The trouble with this list, is that none of these are things that we can teach in the way we normally approach teaching. These things are cultivated, not taught. They develop over time and fall more into the realm of socialization than education in the colloquial sense. They are imparted by experience and practice, rather than teacher talk and textbooks.
So, rather than thinking about curriculum in terms of knowledge and skills to prepare students for the future, and rather than thinking of teaching as the art of imparting that knowledge and those skills, we need to begin to broaden our concepts. We need to begin to see curriculum in terms of the comprehensive experience of students who come to school and are immersed for hours at a time, day after day, in a powerful socializing context. They learn knowledge and skills in that context, but the immersive experience is what socializes them, what shapes them as people, what conditions them to patterns of behaviour and ways of thinking. So, we need to look at teaching as more than teacher talk, and consider the many contextual factors which condition them day after day. Every aspect of the school experience is either educative or miseducative. Every aspect of schooling contributes to students political socialization and their understanding of their relationship to the environment. All of the aspects of their experience are pedagogical. And most of these factors are things which teachers and school leaders have some control over. The school policies, the assessment practices, the instructional strategies, the seating arrangements, the role modelling, the school grounds, the way that subjects are divided, and so on. All of these factors shape the concepts that students form, the assumptions which they internalize, the values and habits which they develop over time. We need to bring some intentionality to all of these things rather than just doing things the way they've always been done. I'm talking about school culture as a socializing force, and education as enculturation.

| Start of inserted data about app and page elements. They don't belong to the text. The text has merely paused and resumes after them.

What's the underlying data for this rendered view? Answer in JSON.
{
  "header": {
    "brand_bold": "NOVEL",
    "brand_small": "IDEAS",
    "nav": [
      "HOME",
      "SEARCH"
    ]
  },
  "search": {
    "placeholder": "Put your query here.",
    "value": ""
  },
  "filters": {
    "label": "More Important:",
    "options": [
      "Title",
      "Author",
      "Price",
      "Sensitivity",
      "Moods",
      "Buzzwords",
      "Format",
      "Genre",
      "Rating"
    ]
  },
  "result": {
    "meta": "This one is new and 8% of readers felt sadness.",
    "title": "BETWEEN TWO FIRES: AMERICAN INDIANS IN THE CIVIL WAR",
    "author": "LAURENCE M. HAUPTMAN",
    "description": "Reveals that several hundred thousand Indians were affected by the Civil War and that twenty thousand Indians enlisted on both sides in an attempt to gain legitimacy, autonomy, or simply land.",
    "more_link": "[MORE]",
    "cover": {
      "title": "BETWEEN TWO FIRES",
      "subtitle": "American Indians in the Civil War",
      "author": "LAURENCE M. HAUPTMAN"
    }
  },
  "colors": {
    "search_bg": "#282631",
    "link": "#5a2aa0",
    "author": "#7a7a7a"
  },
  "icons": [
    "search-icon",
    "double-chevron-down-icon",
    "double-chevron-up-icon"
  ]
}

From the standpoint of education for sustainability, there has already been a shift in thinking that recognizes the importance of system-wide approaches, and whole-school programs. Some of the very best work I've seen in education for sustainability is being done in small island states which are focusing on livelihoods and traditional cultural perspectives, rather than environmental science. And this is my point. In framing today's session, I was asked to speak about the topic from the standpoint of sustainability. My conviction is that we cannot simply prepare students for sustainability without engaging them in the process of bringing about sustainability. Knowledge and skills are not enough. We need to aim deeper, and to do that, we need to update our concepts of teaching and learning. If we can learn one thing from the UN Decade on Education for Sustainable Development, it is that sustainability is not a course to be taught, but rather, that educating for sustainable development requires a reorientation of teaching and learning systems to incorporate sustainability as a core value. If we can incorporate sustainability into the culture of our school systems in a meaningful way, rather than reducing it to a curriculum, we can begin to cultivate and socialize students accordingly.